§ **WHAT IS REQUIRED**
Return every line of the data below, exactly.
>>>
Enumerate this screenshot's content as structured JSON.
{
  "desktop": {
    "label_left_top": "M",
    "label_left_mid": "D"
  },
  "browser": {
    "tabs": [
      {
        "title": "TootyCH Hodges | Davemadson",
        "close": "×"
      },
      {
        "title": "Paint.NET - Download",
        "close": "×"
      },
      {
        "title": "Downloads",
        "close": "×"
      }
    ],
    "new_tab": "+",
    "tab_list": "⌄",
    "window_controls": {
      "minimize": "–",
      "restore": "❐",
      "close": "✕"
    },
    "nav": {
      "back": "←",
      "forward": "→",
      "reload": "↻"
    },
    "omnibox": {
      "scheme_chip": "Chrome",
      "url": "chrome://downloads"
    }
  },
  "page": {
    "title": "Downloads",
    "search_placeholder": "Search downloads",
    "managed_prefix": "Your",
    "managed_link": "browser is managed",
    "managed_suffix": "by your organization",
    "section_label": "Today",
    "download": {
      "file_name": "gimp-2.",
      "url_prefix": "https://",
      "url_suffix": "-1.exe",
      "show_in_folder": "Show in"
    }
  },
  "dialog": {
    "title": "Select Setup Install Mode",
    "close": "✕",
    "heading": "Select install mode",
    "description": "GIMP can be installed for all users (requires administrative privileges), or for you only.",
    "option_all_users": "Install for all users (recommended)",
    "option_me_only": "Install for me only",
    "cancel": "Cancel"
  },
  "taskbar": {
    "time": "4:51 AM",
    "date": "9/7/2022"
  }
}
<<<
§ **ANSWER FOR THE TASK**
Enumerate this screenshot's content as structured JSON.
{
  "desktop": {
    "label_left_top": "M",
    "label_left_mid": "D"
  },
  "browser": {
    "tabs": [
      {
        "title": "TootyCH Hodges | Davemadson",
        "close": "×"
      },
      {
        "title": "Paint.NET - Download",
        "close": "×"
      },
      {
        "title": "Downloads",
        "close": "×"
      }
    ],
    "new_tab": "+",
    "tab_list": "⌄",
    "window_controls": {
      "minimize": "–",
      "restore": "❐",
      "close": "✕"
    },
    "nav": {
      "back": "←",
      "forward": "→",
      "reload": "↻"
    },
    "omnibox": {
      "scheme_chip": "Chrome",
      "url": "chrome://downloads"
    }
  },
  "page": {
    "title": "Downloads",
    "search_placeholder": "Search downloads",
    "managed_prefix": "Your",
    "managed_link": "browser is managed",
    "managed_suffix": "by your organization",
    "section_label": "Today",
    "download": {
      "file_name": "gimp-2.",
      "url_prefix": "https://",
      "url_suffix": "-1.exe",
      "show_in_folder": "Show in"
    }
  },
  "dialog": {
    "title": "Select Setup Install Mode",
    "close": "✕",
    "heading": "Select install mode",
    "description": "GIMP can be installed for all users (requires administrative privileges), or for you only.",
    "option_all_users": "Install for all users (recommended)",
    "option_me_only": "Install for me only",
    "cancel": "Cancel"
  },
  "taskbar": {
    "time": "4:51 AM",
    "date": "9/7/2022"
  }
}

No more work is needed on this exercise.